"I forgot you had been having your tea, my poor boy," said she.

"And you don't pant a bit!" was his encomium.

"Dear me, no; not more than a bird. You might as well try to catch a bird."

Young Crossjay gave a knowing nod. "Wait till I get my second wind."

"Now you must confess that girls run faster than boys."

"They may at the start."

"They do everything better."

"They're flash-in-the-pans."

"They learn their lessons."

"You can't make soldiers or sailors of them, though."

"And that is untrue. Have you never read of Mary Ambree? and Mistress
Hannah Snell of Pondicherry? And there was the bride of the celebrated
William Taylor. And what do you say to Joan of Arc? What do you say to
Boadicea? I suppose you have never heard of the Amazons."

"They weren't English."

"Then it is your own countrywomen you decry, sir!"

Young Crossjay betrayed anxiety about his false position, and begged for the stories of Mary Ambree and the others who were English.

"See, you will not read for yourself, you hide and play truant with Mr. Whitford, and the consequence is you are ignorant of your country's history."

Miss Middleton rebuked him, enjoying his wriggle between a perception of her fun and an acknowledgment of his peccancy. She commanded him to tell her which was the glorious Valentine's day of our naval annals; the name of the hero of the day, and the name of his ship. To these questions his answers were as ready as the guns of the good ship Captain, for the Spanish four-decker.

"And that you owe to Mr. Whitford," said Miss Middleton.

"He bought me the books," young Crossjay growled, and plucked at grass blades and bit them, foreseeing dimly but certainly the termination of all this.

Miss Middleton lay back on the grass and said: "Are you going to be fond of me, Crossjay?"

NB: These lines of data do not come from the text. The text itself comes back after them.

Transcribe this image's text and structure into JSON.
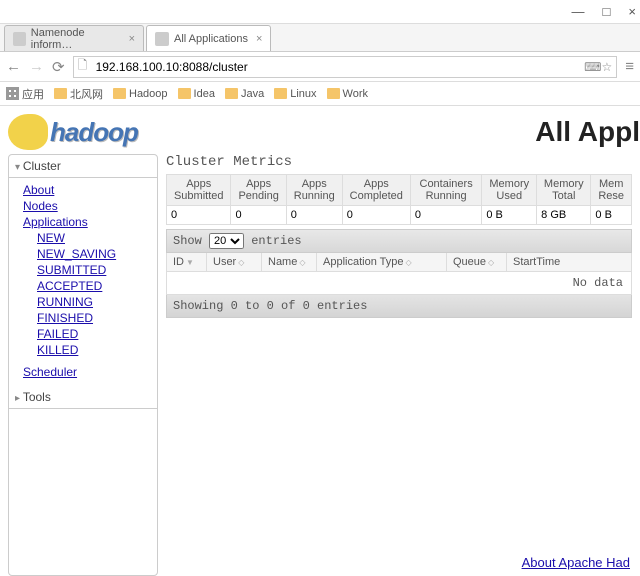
{
  "window": {
    "minimize": "—",
    "maximize": "□",
    "close": "×"
  },
  "tabs": [
    {
      "label": "Namenode inform…",
      "active": false
    },
    {
      "label": "All Applications",
      "active": true
    }
  ],
  "nav": {
    "url": "192.168.100.10:8088/cluster"
  },
  "bookmarks": {
    "apps": "应用",
    "items": [
      "北风网",
      "Hadoop",
      "Idea",
      "Java",
      "Linux",
      "Work"
    ]
  },
  "logo_text": "hadoop",
  "page_title": "All Appl",
  "sidebar": {
    "cluster_label": "Cluster",
    "links": {
      "about": "About",
      "nodes": "Nodes",
      "applications": "Applications"
    },
    "states": [
      "NEW",
      "NEW_SAVING",
      "SUBMITTED",
      "ACCEPTED",
      "RUNNING",
      "FINISHED",
      "FAILED",
      "KILLED"
    ],
    "scheduler": "Scheduler",
    "tools_label": "Tools"
  },
  "metrics": {
    "title": "Cluster Metrics",
    "headers": [
      "Apps Submitted",
      "Apps Pending",
      "Apps Running",
      "Apps Completed",
      "Containers Running",
      "Memory Used",
      "Memory Total",
      "Mem Rese"
    ],
    "values": [
      "0",
      "0",
      "0",
      "0",
      "0",
      "0 B",
      "8 GB",
      "0 B"
    ]
  },
  "table": {
    "show_label": "Show",
    "show_value": "20",
    "entries_label": "entries",
    "cols": {
      "id": "ID",
      "user": "User",
      "name": "Name",
      "apptype": "Application Type",
      "queue": "Queue",
      "start": "StartTime"
    },
    "no_data": "No data",
    "showing": "Showing 0 to 0 of 0 entries"
  },
  "footer": "About Apache Had"
}
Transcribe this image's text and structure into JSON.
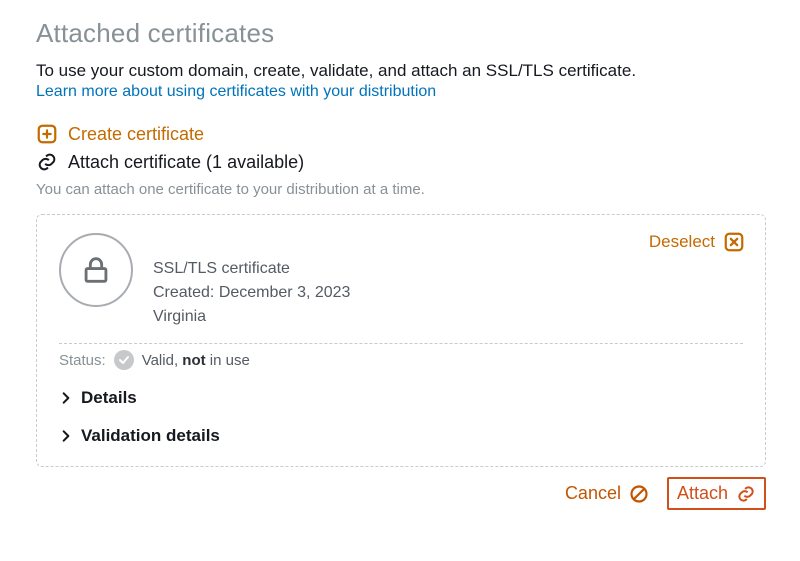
{
  "header": {
    "title": "Attached certificates",
    "intro": "To use your custom domain, create, validate, and attach an SSL/TLS certificate.",
    "learn_link": "Learn more about using certificates with your distribution"
  },
  "actions": {
    "create_label": "Create certificate",
    "attach_label": "Attach certificate (1 available)"
  },
  "hint": "You can attach one certificate to your distribution at a time.",
  "card": {
    "deselect_label": "Deselect",
    "cert": {
      "name": "SSL/TLS certificate",
      "created": "Created: December 3, 2023",
      "region": "Virginia"
    },
    "status": {
      "label": "Status:",
      "valid_text": "Valid, ",
      "not": "not",
      "suffix": " in use"
    },
    "expanders": {
      "details": "Details",
      "validation": "Validation details"
    }
  },
  "footer": {
    "cancel": "Cancel",
    "attach": "Attach"
  },
  "colors": {
    "accent": "#c36a00",
    "link": "#0073bb"
  }
}
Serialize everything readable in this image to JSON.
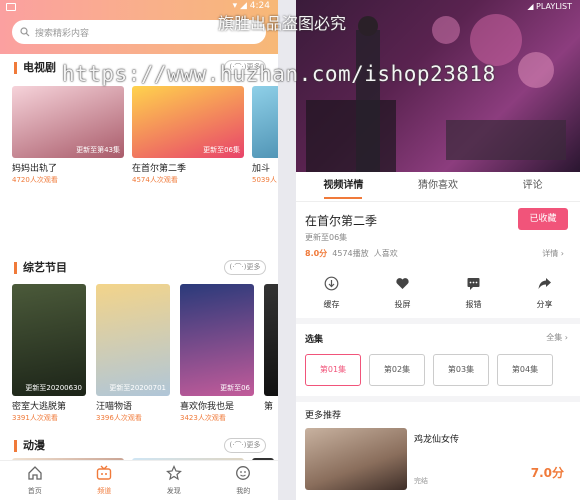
{
  "left": {
    "status": {
      "right": "▾ ◢ 4:24"
    },
    "search": {
      "placeholder": "搜索精彩内容"
    },
    "more_label": "(·⌒·)更多",
    "tv": {
      "title": "电视剧",
      "cards": [
        {
          "title": "妈妈出轨了",
          "badge": "更新至第43集",
          "views": "4720人次观看",
          "c1": "#f6d3da",
          "c2": "#a95b6a"
        },
        {
          "title": "在首尔第二季",
          "badge": "更新至06集",
          "views": "4574人次观看",
          "c1": "#ffd34d",
          "c2": "#e8436a"
        },
        {
          "title": "加斗",
          "badge": "",
          "views": "5039人",
          "c1": "#8fd0e8",
          "c2": "#3a7fa3"
        }
      ]
    },
    "variety": {
      "title": "综艺节目",
      "cards": [
        {
          "title": "密室大逃脱第",
          "badge": "更新至20200630",
          "views": "3391人次观看",
          "c1": "#4b5a3a",
          "c2": "#1c2418"
        },
        {
          "title": "汪喵物语",
          "badge": "更新至20200701",
          "views": "3396人次观看",
          "c1": "#f3d48a",
          "c2": "#b0c6d8"
        },
        {
          "title": "喜欢你我也是",
          "badge": "更新至06",
          "views": "3423人次观看",
          "c1": "#2a3a7a",
          "c2": "#c25b9a"
        },
        {
          "title": "第",
          "badge": "",
          "views": "",
          "c1": "#333333",
          "c2": "#111111"
        }
      ]
    },
    "anime": {
      "title": "动漫"
    },
    "tabs": [
      {
        "label": "首页",
        "icon": "home-icon"
      },
      {
        "label": "频道",
        "icon": "tv-icon"
      },
      {
        "label": "发现",
        "icon": "discover-icon"
      },
      {
        "label": "我的",
        "icon": "profile-icon"
      }
    ]
  },
  "right": {
    "status": {
      "right": "◢ PLAYLIST"
    },
    "tabs": [
      "视频详情",
      "猜你喜欢",
      "评论"
    ],
    "info": {
      "title": "在首尔第二季",
      "update": "更新至06集",
      "score": "8.0分",
      "stats": "4574播放",
      "likes": "人喜欢",
      "detail": "详情 ›",
      "fav": "已收藏"
    },
    "actions": [
      {
        "label": "缓存",
        "icon": "download-icon"
      },
      {
        "label": "投屏",
        "icon": "heart-icon"
      },
      {
        "label": "报错",
        "icon": "feedback-icon"
      },
      {
        "label": "分享",
        "icon": "share-icon"
      }
    ],
    "episodes": {
      "title": "选集",
      "all": "全集 ›",
      "items": [
        "第01集",
        "第02集",
        "第03集",
        "第04集"
      ]
    },
    "recommend": {
      "title": "更多推荐",
      "name": "鸡龙仙女传",
      "status": "完结",
      "score": "7.0分"
    }
  },
  "watermarks": {
    "url": "https://www.huzhan.com/ishop23818",
    "cn": "旗胜出品盗图必究"
  },
  "colors": {
    "accent": "#f07a3a",
    "fav": "#f1547a"
  }
}
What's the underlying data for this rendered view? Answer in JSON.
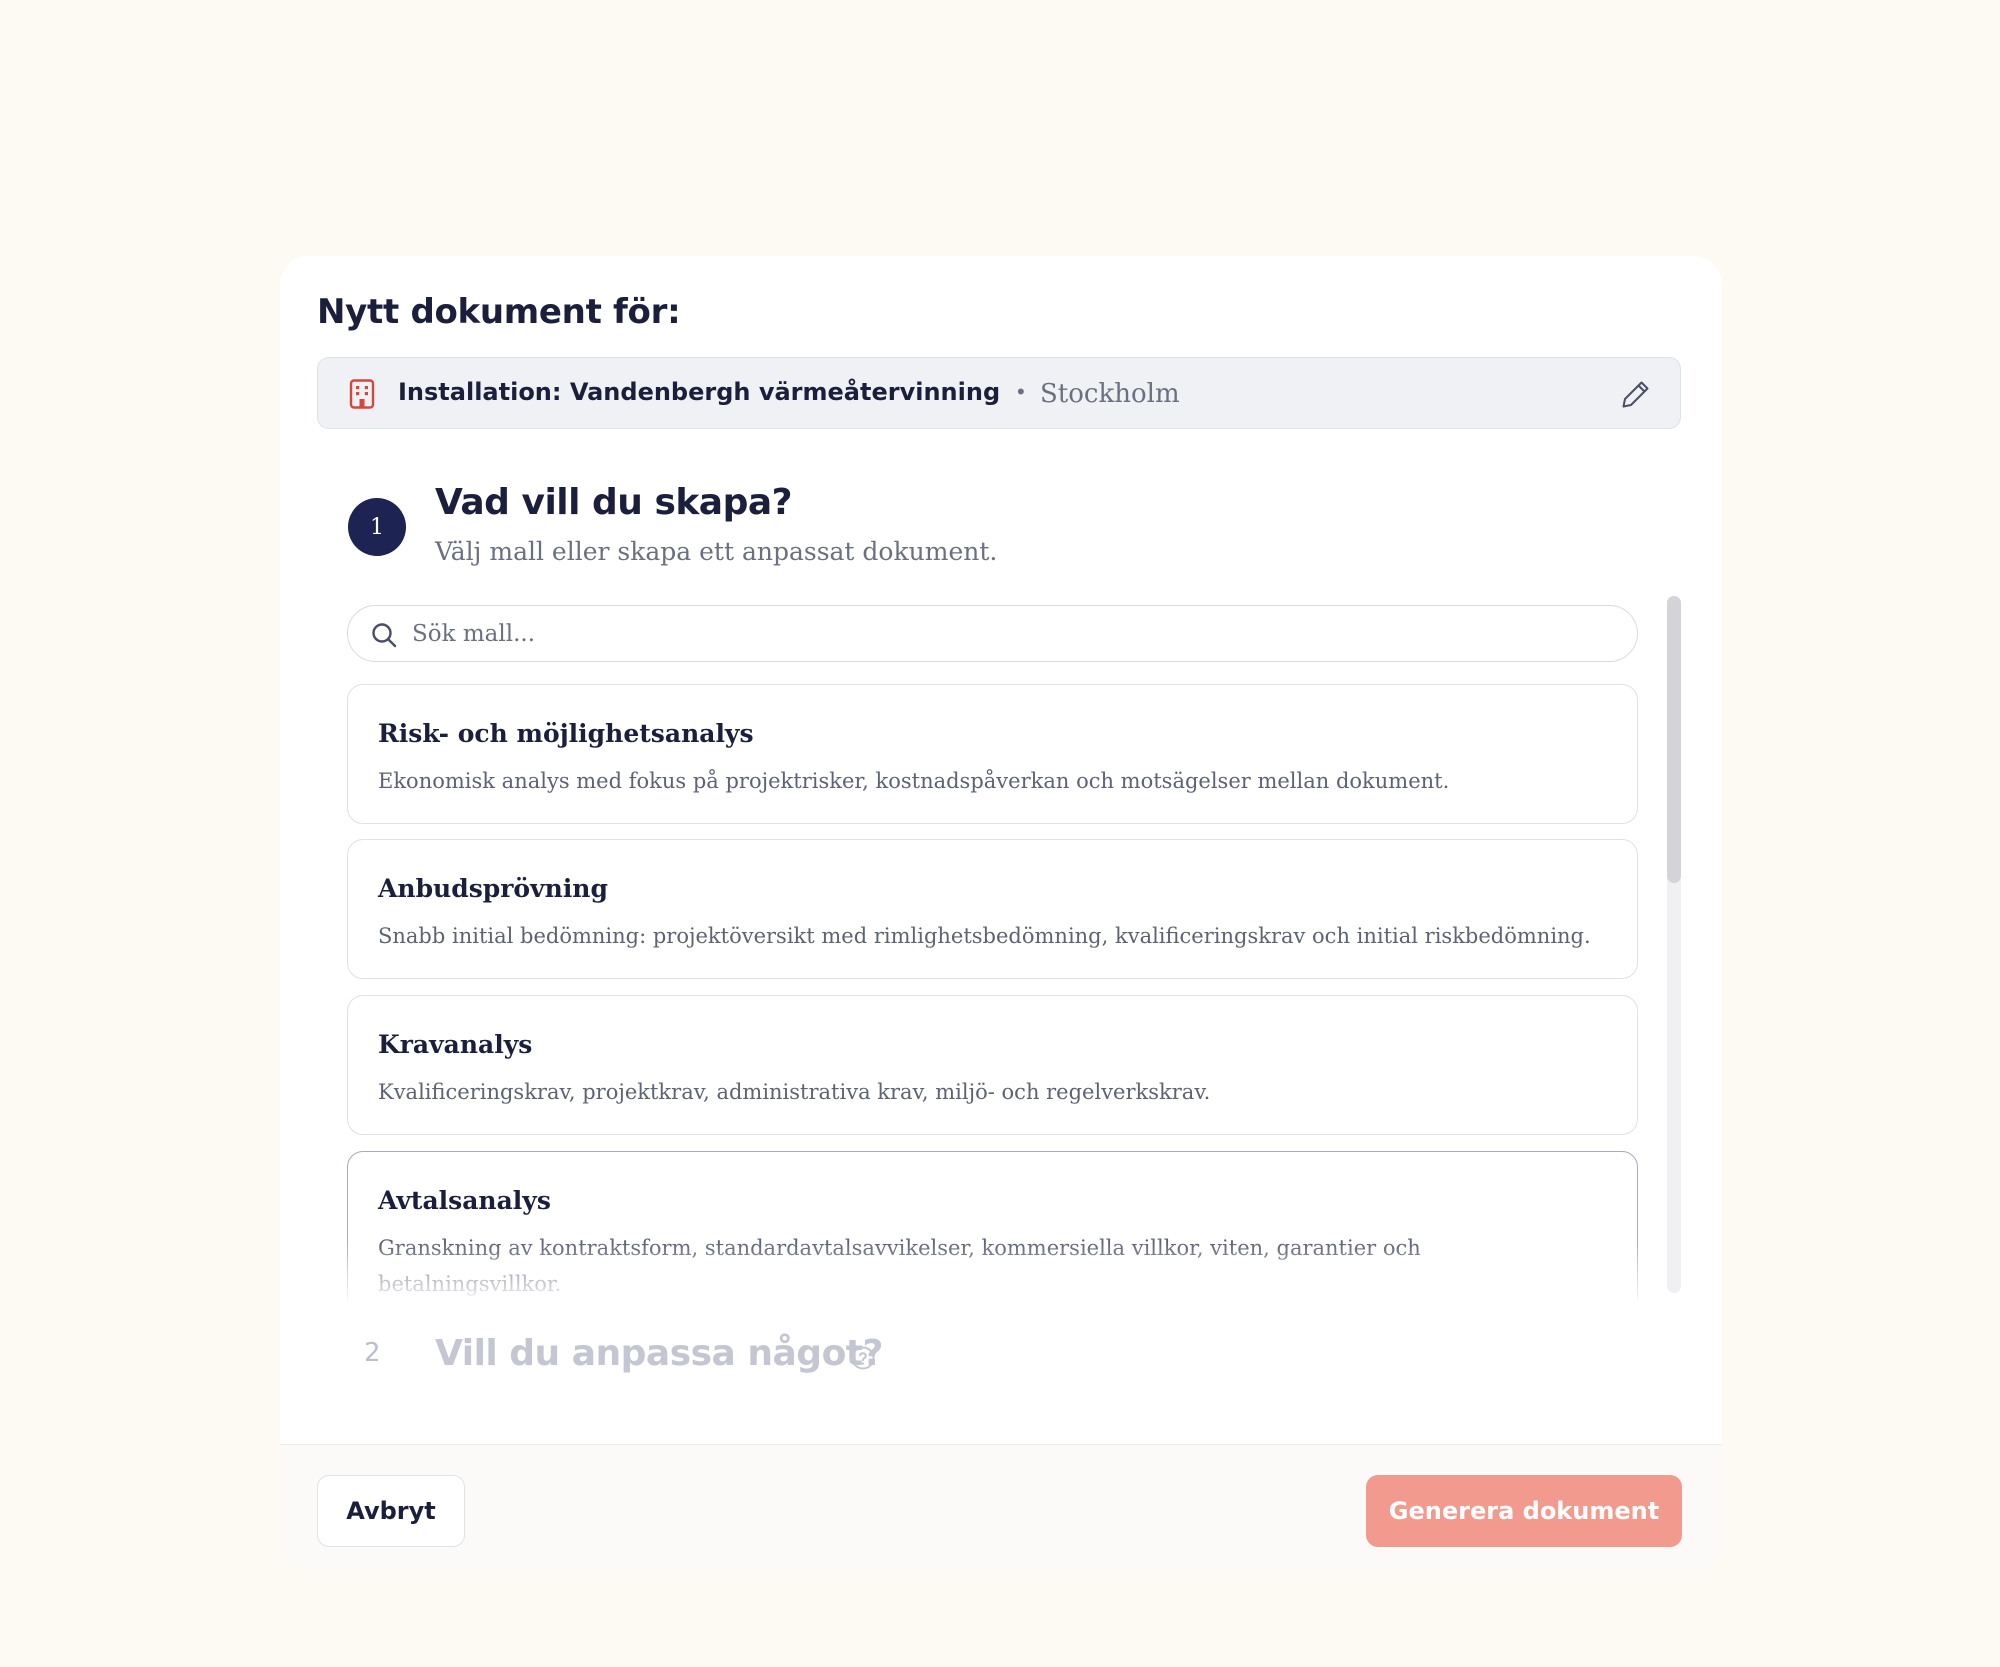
{
  "modal": {
    "title": "Nytt dokument för:",
    "target": {
      "name": "Installation: Vandenbergh värmeåtervinning",
      "separator": "•",
      "city": "Stockholm",
      "icon": "building-icon",
      "edit_icon": "pencil-icon"
    },
    "step1": {
      "number": "1",
      "title": "Vad vill du skapa?",
      "subtitle": "Välj mall eller skapa ett anpassat dokument."
    },
    "search": {
      "placeholder": "Sök mall...",
      "value": ""
    },
    "templates": [
      {
        "title": "Risk- och möjlighetsanalys",
        "description": "Ekonomisk analys med fokus på projektrisker, kostnadspåverkan och motsägelser mellan dokument."
      },
      {
        "title": "Anbudsprövning",
        "description": "Snabb initial bedömning: projektöversikt med rimlighetsbedömning, kvalificeringskrav och initial riskbedömning."
      },
      {
        "title": "Kravanalys",
        "description": "Kvalificeringskrav, projektkrav, administrativa krav, miljö- och regelverkskrav."
      },
      {
        "title": "Avtalsanalys",
        "description": "Granskning av kontraktsform, standardavtalsavvikelser, kommersiella villkor, viten, garantier och betalningsvillkor."
      }
    ],
    "step2": {
      "number": "2",
      "title": "Vill du anpassa något?",
      "icon": "help-circle-icon"
    },
    "footer": {
      "cancel_label": "Avbryt",
      "generate_label": "Generera dokument"
    }
  },
  "colors": {
    "background": "#fdf9f3",
    "navy": "#1d2353",
    "accent": "#f39a8e",
    "icon_red": "#d8453b"
  }
}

The boy sat blinking. His desire was to prove to her that lie was immoderately fond of her already; and he might have flown at her neck had she been sitting up, but her recumbency and eyelids half closed excited wonder in him and awe. His young heart beat fast.